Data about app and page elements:
<<<<

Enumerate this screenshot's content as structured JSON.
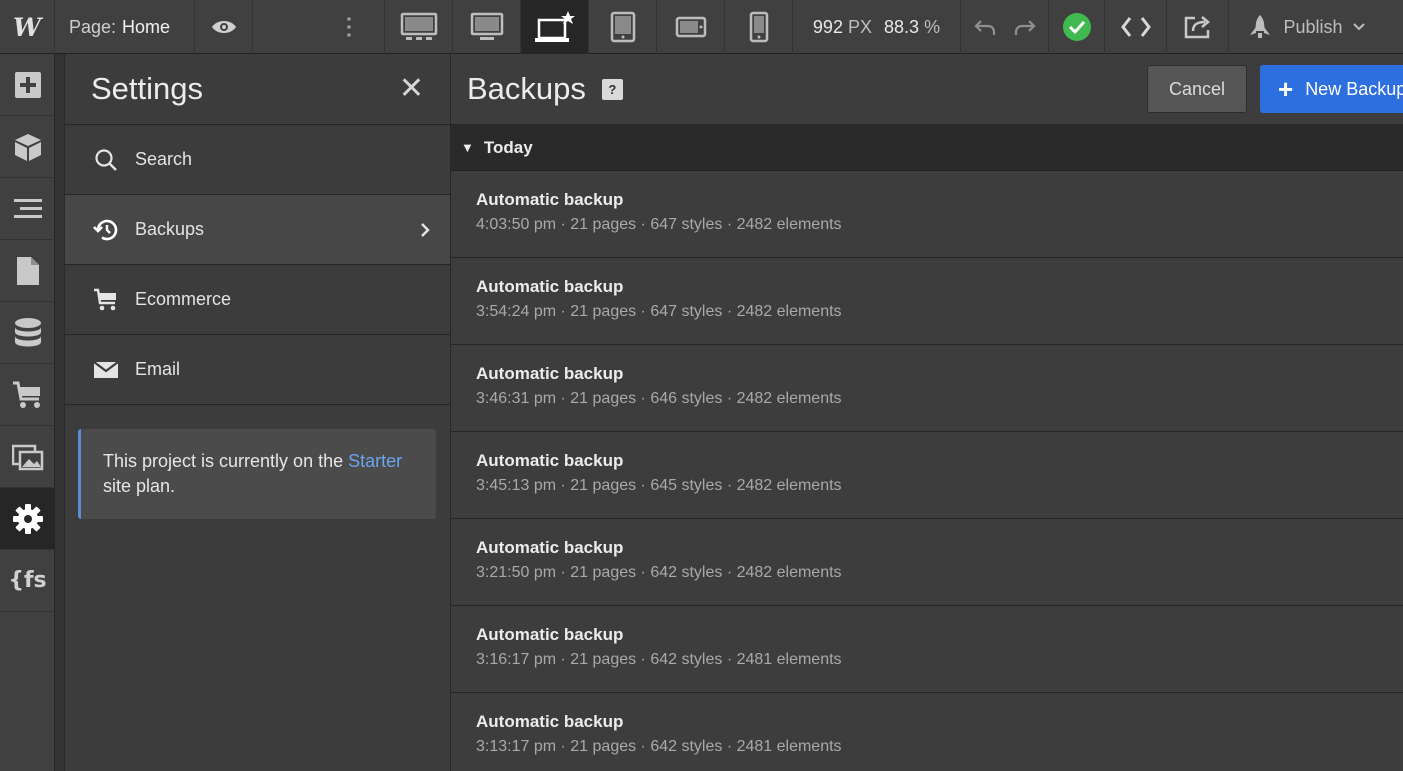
{
  "topbar": {
    "logo": "W",
    "page_label": "Page:",
    "page_name": "Home",
    "width_value": "992",
    "width_unit": "PX",
    "zoom_value": "88.3",
    "zoom_unit": "%",
    "publish_label": "Publish",
    "active_device": "desktop-base"
  },
  "rail": {
    "items": [
      {
        "name": "add-icon",
        "active": false
      },
      {
        "name": "symbols-icon",
        "active": false
      },
      {
        "name": "navigator-icon",
        "active": false
      },
      {
        "name": "pages-icon",
        "active": false
      },
      {
        "name": "cms-icon",
        "active": false
      },
      {
        "name": "ecommerce-icon",
        "active": false
      },
      {
        "name": "assets-icon",
        "active": false
      },
      {
        "name": "settings-gear-icon",
        "active": true
      },
      {
        "name": "finsweet-icon",
        "active": false,
        "text": "{fs"
      }
    ]
  },
  "settings": {
    "title": "Settings",
    "nav": [
      {
        "label": "Search",
        "icon": "search-icon"
      },
      {
        "label": "Backups",
        "icon": "history-icon",
        "active": true
      },
      {
        "label": "Ecommerce",
        "icon": "cart-icon"
      },
      {
        "label": "Email",
        "icon": "envelope-icon"
      }
    ],
    "plan_text_before": "This project is currently on the",
    "plan_link": "Starter",
    "plan_text_after": "site plan."
  },
  "backups": {
    "title": "Backups",
    "help": "?",
    "cancel_label": "Cancel",
    "new_label": "New Backup",
    "section": "Today",
    "items": [
      {
        "title": "Automatic backup",
        "meta": "4:03:50 pm · 21 pages · 647 styles · 2482 elements"
      },
      {
        "title": "Automatic backup",
        "meta": "3:54:24 pm · 21 pages · 647 styles · 2482 elements"
      },
      {
        "title": "Automatic backup",
        "meta": "3:46:31 pm · 21 pages · 646 styles · 2482 elements"
      },
      {
        "title": "Automatic backup",
        "meta": "3:45:13 pm · 21 pages · 645 styles · 2482 elements"
      },
      {
        "title": "Automatic backup",
        "meta": "3:21:50 pm · 21 pages · 642 styles · 2482 elements"
      },
      {
        "title": "Automatic backup",
        "meta": "3:16:17 pm · 21 pages · 642 styles · 2481 elements"
      },
      {
        "title": "Automatic backup",
        "meta": "3:13:17 pm · 21 pages · 642 styles · 2481 elements"
      }
    ]
  },
  "colors": {
    "accent": "#2e6fe0",
    "link": "#6aa5ef",
    "success": "#3fb950"
  }
}
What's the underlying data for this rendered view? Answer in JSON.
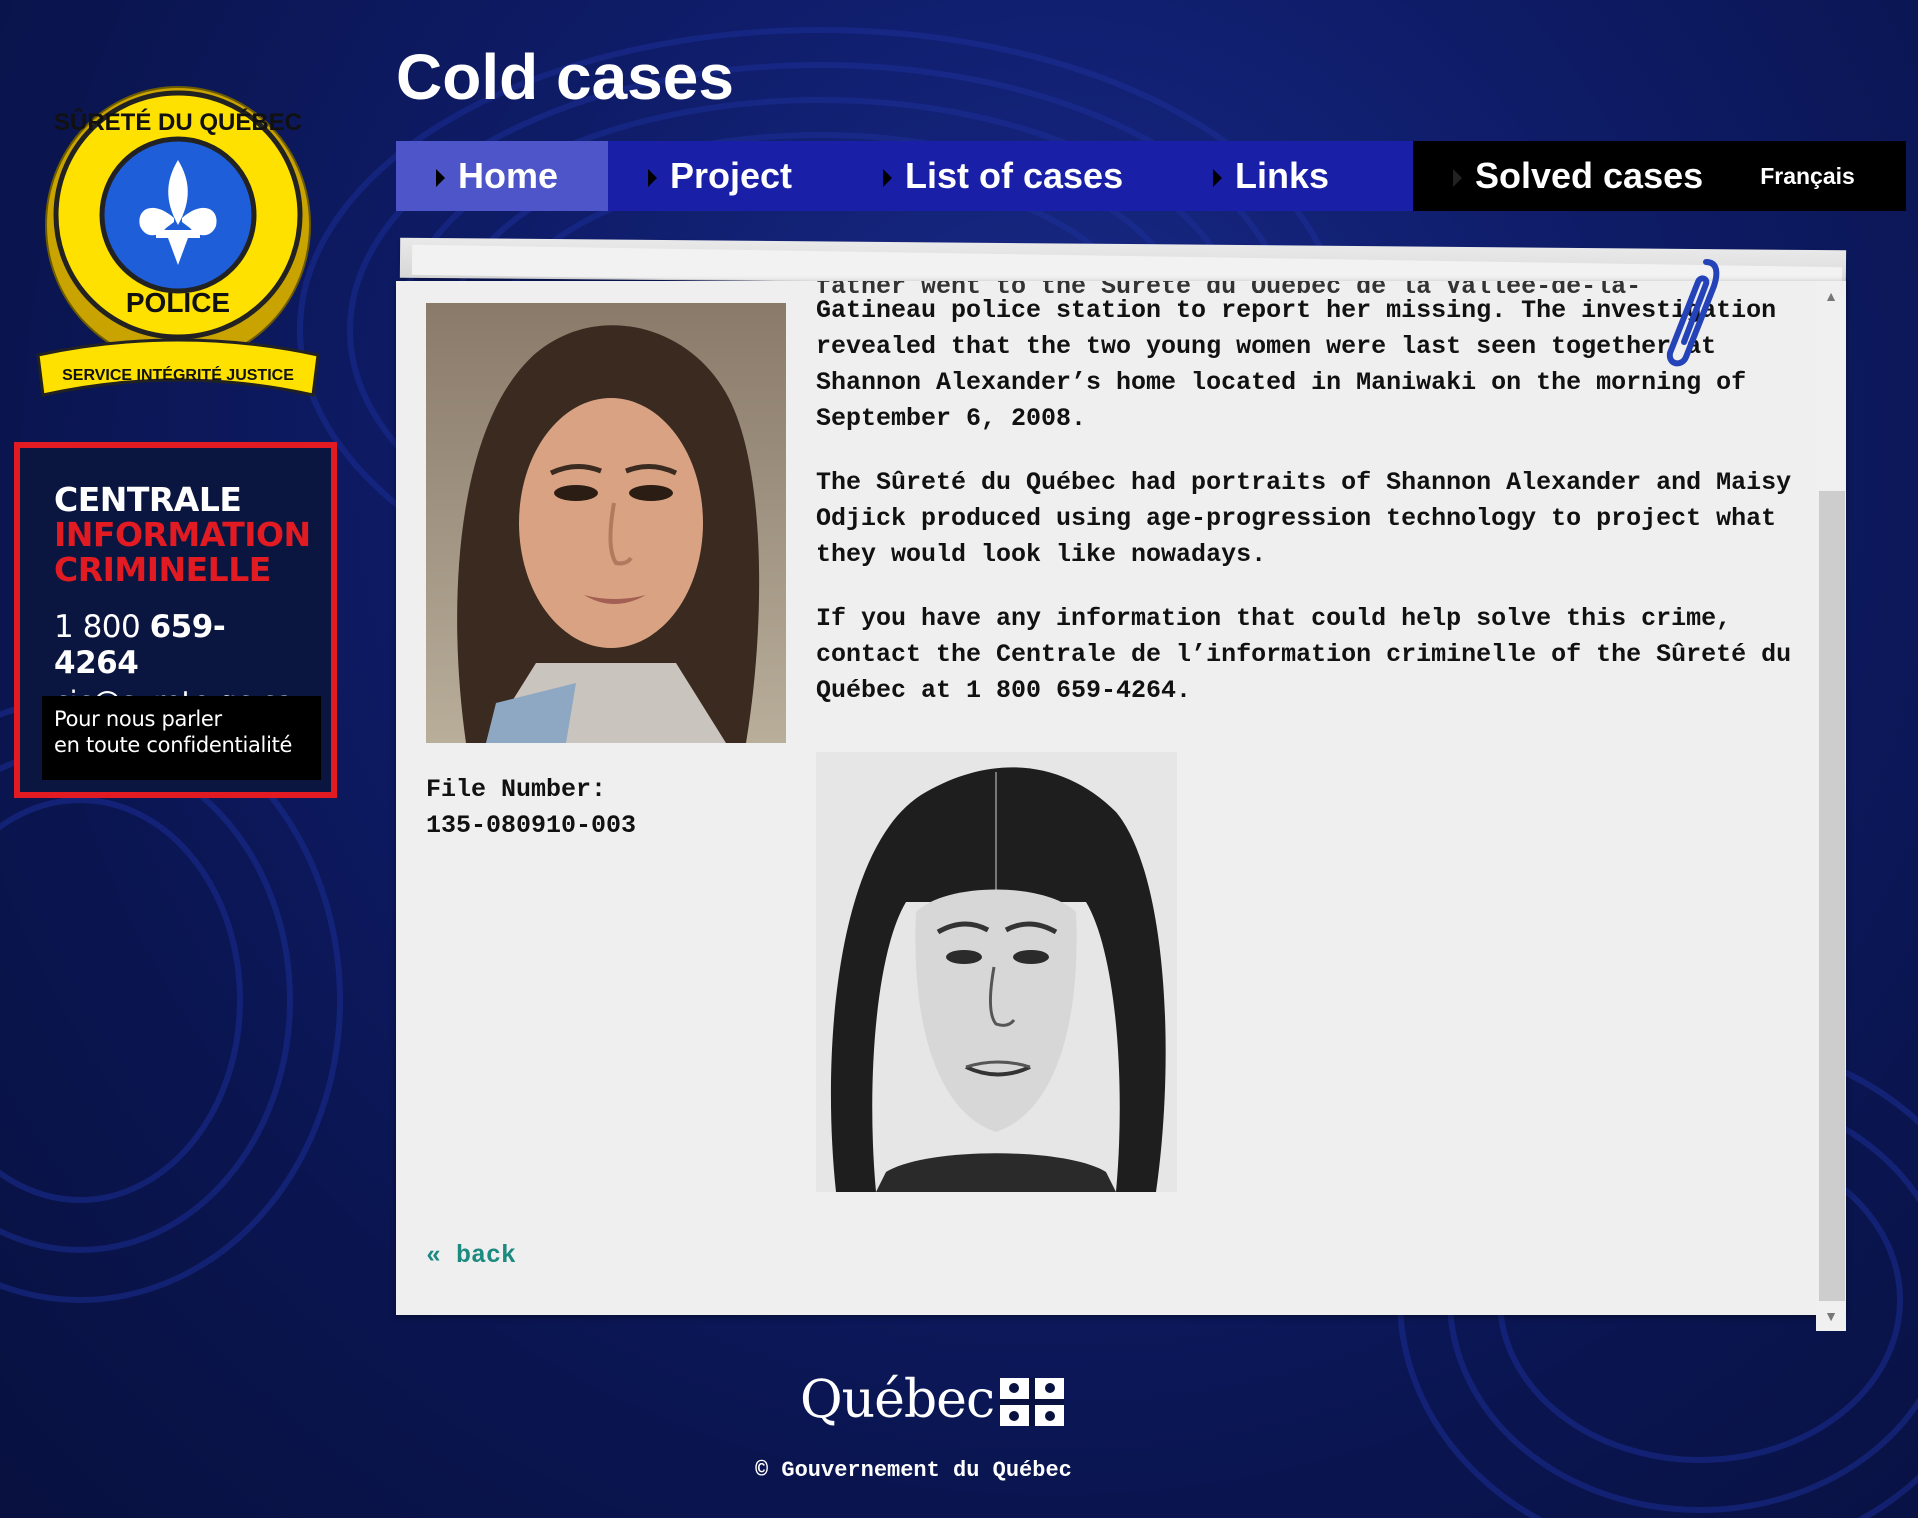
{
  "page_title": "Cold cases",
  "nav": {
    "home": "Home",
    "project": "Project",
    "list_of_cases": "List of cases",
    "links": "Links",
    "solved_cases": "Solved cases",
    "language": "Français"
  },
  "logo": {
    "alt": "Sûreté du Québec Police",
    "ring_text_top": "SÛRETÉ DU QUÉBEC",
    "ring_text_bottom": "POLICE",
    "banner_text": "SERVICE INTÉGRITÉ JUSTICE"
  },
  "cic": {
    "title_line1": "CENTRALE",
    "title_line2": "INFORMATION",
    "title_line3": "CRIMINELLE",
    "phone_prefix": "1 800 ",
    "phone_number": "659-4264",
    "email": "cic@surete.qc.ca",
    "note_line1": "Pour nous parler",
    "note_line2": "en toute confidentialité"
  },
  "case": {
    "cutoff_text": "father went to the Sûreté du Québec de la Vallée-de-la-",
    "paragraph1": "Gatineau police station to report her missing. The investigation revealed that the two young women were last seen together at Shannon Alexander’s home located in Maniwaki on the morning of September 6, 2008.",
    "paragraph2": "The Sûreté du Québec had portraits of Shannon Alexander and Maisy Odjick produced using age-progression technology to project what they would look like nowadays.",
    "paragraph3": "If you have any information that could help solve this crime, contact the Centrale de l’information criminelle of the Sûreté du Québec at 1 800 659-4264.",
    "file_number_label": "File Number:",
    "file_number": "135-080910-003",
    "back_link": "« back"
  },
  "footer": {
    "wordmark": "Québec",
    "copyright": "© Gouvernement du Québec"
  },
  "colors": {
    "background": "#0f1d6b",
    "nav_active": "#4d55c9",
    "nav_default": "#1a1fa8",
    "nav_dark": "#000000",
    "cic_red": "#e21b23",
    "back_link": "#1b8a80"
  }
}
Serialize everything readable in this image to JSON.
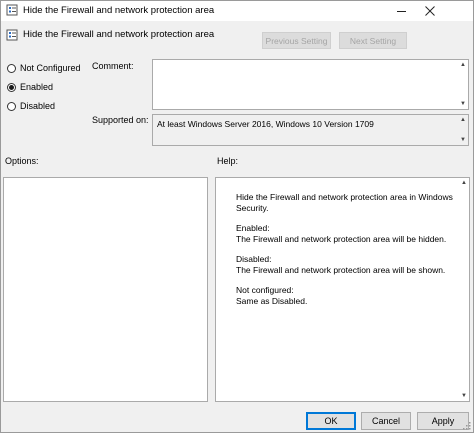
{
  "window": {
    "title": "Hide the Firewall and network protection area",
    "title_icon": "policy-settings-icon"
  },
  "header": {
    "setting_name": "Hide the Firewall and network protection area",
    "previous_label": "Previous Setting",
    "next_label": "Next Setting"
  },
  "state": {
    "options": [
      {
        "label": "Not Configured",
        "selected": false
      },
      {
        "label": "Enabled",
        "selected": true
      },
      {
        "label": "Disabled",
        "selected": false
      }
    ]
  },
  "comment": {
    "label": "Comment:",
    "value": ""
  },
  "supported_on": {
    "label": "Supported on:",
    "value": "At least Windows Server 2016, Windows 10 Version 1709"
  },
  "options_panel": {
    "label": "Options:"
  },
  "help_panel": {
    "label": "Help:",
    "intro": "Hide the Firewall and network protection area in Windows Security.",
    "enabled_heading": "Enabled:",
    "enabled_text": "The Firewall and network protection area will be hidden.",
    "disabled_heading": "Disabled:",
    "disabled_text": "The Firewall and network protection area will be shown.",
    "notconfigured_heading": "Not configured:",
    "notconfigured_text": "Same as Disabled."
  },
  "buttons": {
    "ok": "OK",
    "cancel": "Cancel",
    "apply": "Apply"
  },
  "colors": {
    "accent": "#0078d7",
    "window_bg": "#f0f0f0"
  }
}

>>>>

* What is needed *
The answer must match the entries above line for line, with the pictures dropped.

* Answer space *
Enumerate this screenshot's content as structured JSON.
{
  "topbar": {
    "logo": "W",
    "page_label": "Page:",
    "page_name": "Home",
    "width_value": "992",
    "width_unit": "PX",
    "zoom_value": "88.3",
    "zoom_unit": "%",
    "publish_label": "Publish",
    "active_device": "desktop-base"
  },
  "rail": {
    "items": [
      {
        "name": "add-icon",
        "active": false
      },
      {
        "name": "symbols-icon",
        "active": false
      },
      {
        "name": "navigator-icon",
        "active": false
      },
      {
        "name": "pages-icon",
        "active": false
      },
      {
        "name": "cms-icon",
        "active": false
      },
      {
        "name": "ecommerce-icon",
        "active": false
      },
      {
        "name": "assets-icon",
        "active": false
      },
      {
        "name": "settings-gear-icon",
        "active": true
      },
      {
        "name": "finsweet-icon",
        "active": false,
        "text": "{fs"
      }
    ]
  },
  "settings": {
    "title": "Settings",
    "nav": [
      {
        "label": "Search",
        "icon": "search-icon"
      },
      {
        "label": "Backups",
        "icon": "history-icon",
        "active": true
      },
      {
        "label": "Ecommerce",
        "icon": "cart-icon"
      },
      {
        "label": "Email",
        "icon": "envelope-icon"
      }
    ],
    "plan_text_before": "This project is currently on the",
    "plan_link": "Starter",
    "plan_text_after": "site plan."
  },
  "backups": {
    "title": "Backups",
    "help": "?",
    "cancel_label": "Cancel",
    "new_label": "New Backup",
    "section": "Today",
    "items": [
      {
        "title": "Automatic backup",
        "meta": "4:03:50 pm · 21 pages · 647 styles · 2482 elements"
      },
      {
        "title": "Automatic backup",
        "meta": "3:54:24 pm · 21 pages · 647 styles · 2482 elements"
      },
      {
        "title": "Automatic backup",
        "meta": "3:46:31 pm · 21 pages · 646 styles · 2482 elements"
      },
      {
        "title": "Automatic backup",
        "meta": "3:45:13 pm · 21 pages · 645 styles · 2482 elements"
      },
      {
        "title": "Automatic backup",
        "meta": "3:21:50 pm · 21 pages · 642 styles · 2482 elements"
      },
      {
        "title": "Automatic backup",
        "meta": "3:16:17 pm · 21 pages · 642 styles · 2481 elements"
      },
      {
        "title": "Automatic backup",
        "meta": "3:13:17 pm · 21 pages · 642 styles · 2481 elements"
      }
    ]
  },
  "colors": {
    "accent": "#2e6fe0",
    "link": "#6aa5ef",
    "success": "#3fb950"
  }
}
What's the underlying data for this rendered view? Answer in JSON.
{
  "page_title": "Cold cases",
  "nav": {
    "home": "Home",
    "project": "Project",
    "list_of_cases": "List of cases",
    "links": "Links",
    "solved_cases": "Solved cases",
    "language": "Français"
  },
  "logo": {
    "alt": "Sûreté du Québec Police",
    "ring_text_top": "SÛRETÉ DU QUÉBEC",
    "ring_text_bottom": "POLICE",
    "banner_text": "SERVICE INTÉGRITÉ JUSTICE"
  },
  "cic": {
    "title_line1": "CENTRALE",
    "title_line2": "INFORMATION",
    "title_line3": "CRIMINELLE",
    "phone_prefix": "1 800 ",
    "phone_number": "659-4264",
    "email": "cic@surete.qc.ca",
    "note_line1": "Pour nous parler",
    "note_line2": "en toute confidentialité"
  },
  "case": {
    "cutoff_text": "father went to the Sûreté du Québec de la Vallée-de-la-",
    "paragraph1": "Gatineau police station to report her missing. The investigation revealed that the two young women were last seen together at Shannon Alexander’s home located in Maniwaki on the morning of September 6, 2008.",
    "paragraph2": "The Sûreté du Québec had portraits of Shannon Alexander and Maisy Odjick produced using age-progression technology to project what they would look like nowadays.",
    "paragraph3": "If you have any information that could help solve this crime, contact the Centrale de l’information criminelle of the Sûreté du Québec at 1 800 659-4264.",
    "file_number_label": "File Number:",
    "file_number": "135-080910-003",
    "back_link": "« back"
  },
  "footer": {
    "wordmark": "Québec",
    "copyright": "© Gouvernement du Québec"
  },
  "colors": {
    "background": "#0f1d6b",
    "nav_active": "#4d55c9",
    "nav_default": "#1a1fa8",
    "nav_dark": "#000000",
    "cic_red": "#e21b23",
    "back_link": "#1b8a80"
  }
}
Serialize everything readable in this image to JSON.
{
  "window": {
    "title": "Hide the Firewall and network protection area",
    "title_icon": "policy-settings-icon"
  },
  "header": {
    "setting_name": "Hide the Firewall and network protection area",
    "previous_label": "Previous Setting",
    "next_label": "Next Setting"
  },
  "state": {
    "options": [
      {
        "label": "Not Configured",
        "selected": false
      },
      {
        "label": "Enabled",
        "selected": true
      },
      {
        "label": "Disabled",
        "selected": false
      }
    ]
  },
  "comment": {
    "label": "Comment:",
    "value": ""
  },
  "supported_on": {
    "label": "Supported on:",
    "value": "At least Windows Server 2016, Windows 10 Version 1709"
  },
  "options_panel": {
    "label": "Options:"
  },
  "help_panel": {
    "label": "Help:",
    "intro": "Hide the Firewall and network protection area in Windows Security.",
    "enabled_heading": "Enabled:",
    "enabled_text": "The Firewall and network protection area will be hidden.",
    "disabled_heading": "Disabled:",
    "disabled_text": "The Firewall and network protection area will be shown.",
    "notconfigured_heading": "Not configured:",
    "notconfigured_text": "Same as Disabled."
  },
  "buttons": {
    "ok": "OK",
    "cancel": "Cancel",
    "apply": "Apply"
  },
  "colors": {
    "accent": "#0078d7",
    "window_bg": "#f0f0f0"
  }
}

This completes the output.